As far as standalone reading goes, your mileage may vary. The plot does refer to events that happened in the previous story arc, but I didn’t find them alienating; I think they strike a good balance. I felt like they explained enough of what had transpired in the earlier arc to keep me in the loop as a new reader without making it tedious for a more seasoned reader. And given that the story makes a point to include those vignettes of Kate’s most important character moments, I think this would be a great introduction to the character for a new reader.
I also really appreciate the interactions between Kate and her father.

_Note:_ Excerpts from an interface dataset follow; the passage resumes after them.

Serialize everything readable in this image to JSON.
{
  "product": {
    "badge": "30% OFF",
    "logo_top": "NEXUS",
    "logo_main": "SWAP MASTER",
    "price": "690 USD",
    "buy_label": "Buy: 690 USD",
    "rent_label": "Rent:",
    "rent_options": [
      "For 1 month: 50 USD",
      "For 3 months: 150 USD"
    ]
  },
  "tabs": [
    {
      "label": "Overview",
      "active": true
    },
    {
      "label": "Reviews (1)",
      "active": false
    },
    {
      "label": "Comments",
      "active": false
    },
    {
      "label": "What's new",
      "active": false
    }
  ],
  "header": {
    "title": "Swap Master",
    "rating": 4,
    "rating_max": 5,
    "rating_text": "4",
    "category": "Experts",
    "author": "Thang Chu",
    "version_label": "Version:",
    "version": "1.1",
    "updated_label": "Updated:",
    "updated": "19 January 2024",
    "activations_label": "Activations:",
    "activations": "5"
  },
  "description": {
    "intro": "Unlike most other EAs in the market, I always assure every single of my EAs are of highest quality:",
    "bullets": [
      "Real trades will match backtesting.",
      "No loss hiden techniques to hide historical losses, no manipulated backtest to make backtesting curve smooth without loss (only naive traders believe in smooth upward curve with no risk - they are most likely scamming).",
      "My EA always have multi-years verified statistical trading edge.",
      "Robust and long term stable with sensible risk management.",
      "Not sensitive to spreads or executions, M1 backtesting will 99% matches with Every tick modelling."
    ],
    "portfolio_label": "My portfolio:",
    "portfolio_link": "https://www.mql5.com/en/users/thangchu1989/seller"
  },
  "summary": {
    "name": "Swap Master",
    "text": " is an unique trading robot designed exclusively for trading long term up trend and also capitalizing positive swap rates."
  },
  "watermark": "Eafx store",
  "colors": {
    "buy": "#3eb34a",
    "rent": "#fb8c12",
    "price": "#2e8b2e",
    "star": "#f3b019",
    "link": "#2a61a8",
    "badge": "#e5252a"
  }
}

I think it’s really cool that he acts as her eyes and ears when she’s out in the field, and that he not only supports her as Batwoman but went out of his way to help her create the persona when she decided that was what she wanted to do. Also, even out of context, I’ve always found the scene where she comes out to him touching, and reading it as part of the story it belongs with might have brought a tear to my eye.
I personally came into comics around the time the first hardcover trades of the New 52 were coming out, and the reboot’s trade hardcover was the first Batwoman story I picked up. Because of that, I was spoiled for a few things in Elegy (like Alice’s identity), but it was honestly a breath of fresh air to read this story after being dragged down with the wilting plot of the New 52 ongoing.
If I did have one complaint, it’d be that I’ve never read a comic with Renee Montoya in it (she was one of the many characters of color erased from the DCU post-New 52) and I was kind of hoping that she’d be featured more prominently in this book. However, the main love interest is actually Maggie Sawyer, whom Kate meets for the first time in this story at a fancy benefit dinner in Gotham.